The Senate's campaign finance bill is designed to curb the influence money has on politics and to give challengers a fairer chance at unseating incumbent lawmakers. Though it passed the Senate 60-38 last week, the bill still faces a tough road in the House.
The legislation limits the amount Senate candidates can spend on elections, bans political action committees and outlaws the use of taxpayer-provided "franked" mail by incumbents in election years.
Spending limits are pegged to a state's population. Senate candidates in Florida would be able to spend up to $5.3-billion. That's about $800,000 less than challenger Bob Graham spent to unseat Republican incumbent Paula Hawkins in 1986.
The spending limits wouldn't be mandatory, but candidates face a series of incentives to abide by them.
First, to stay within the rules, candidates would forced to raise 5 percent of their money from small givers _ collecting the money in $250 increments.
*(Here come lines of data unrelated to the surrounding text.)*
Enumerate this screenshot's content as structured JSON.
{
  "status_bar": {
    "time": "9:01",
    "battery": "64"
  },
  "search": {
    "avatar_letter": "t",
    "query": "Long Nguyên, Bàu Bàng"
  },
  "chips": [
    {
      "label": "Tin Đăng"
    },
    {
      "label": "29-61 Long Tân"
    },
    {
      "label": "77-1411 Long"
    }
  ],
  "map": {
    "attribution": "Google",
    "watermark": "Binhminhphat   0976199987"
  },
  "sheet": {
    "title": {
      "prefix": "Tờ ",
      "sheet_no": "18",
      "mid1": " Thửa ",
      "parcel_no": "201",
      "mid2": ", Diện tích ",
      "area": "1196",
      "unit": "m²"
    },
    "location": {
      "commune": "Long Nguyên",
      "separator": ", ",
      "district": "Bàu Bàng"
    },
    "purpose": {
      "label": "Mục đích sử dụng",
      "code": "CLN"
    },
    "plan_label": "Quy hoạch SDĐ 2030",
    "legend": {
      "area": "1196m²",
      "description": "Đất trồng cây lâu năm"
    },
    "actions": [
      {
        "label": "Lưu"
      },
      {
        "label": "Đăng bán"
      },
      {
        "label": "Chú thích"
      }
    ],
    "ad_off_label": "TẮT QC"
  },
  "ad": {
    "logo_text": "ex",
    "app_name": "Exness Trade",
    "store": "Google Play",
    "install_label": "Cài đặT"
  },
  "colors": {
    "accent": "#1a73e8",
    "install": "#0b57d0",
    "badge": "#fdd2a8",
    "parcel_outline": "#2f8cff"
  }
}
Then, they would be permitted to make two discounted mailings to voters and buy broadcast ads at half-price.
If a candidate chooses to ignore the limits, he or she must pay a tax of 34 percent on all campaign money raised. Candidates who exceed the limits are not eligible for discounted advertisements or mailings.
In addition, the bill prohibits political action committees, lobbyists, trade associations, union officers and corporate officers from "bundling" multiple contributions for delivery to a candidate. The bill says they are banned from "directly or indirectly" arranging bundled contributions _ a broad definition that could limit many types of political fund-raising, said a lobbyist for Common Cause.
It also prohibits political parties from spending "soft money" _ money collected in large contributions not limited by federal law _ in connection with congressional or presidential elections.
_ Source: Congressional Quarterly.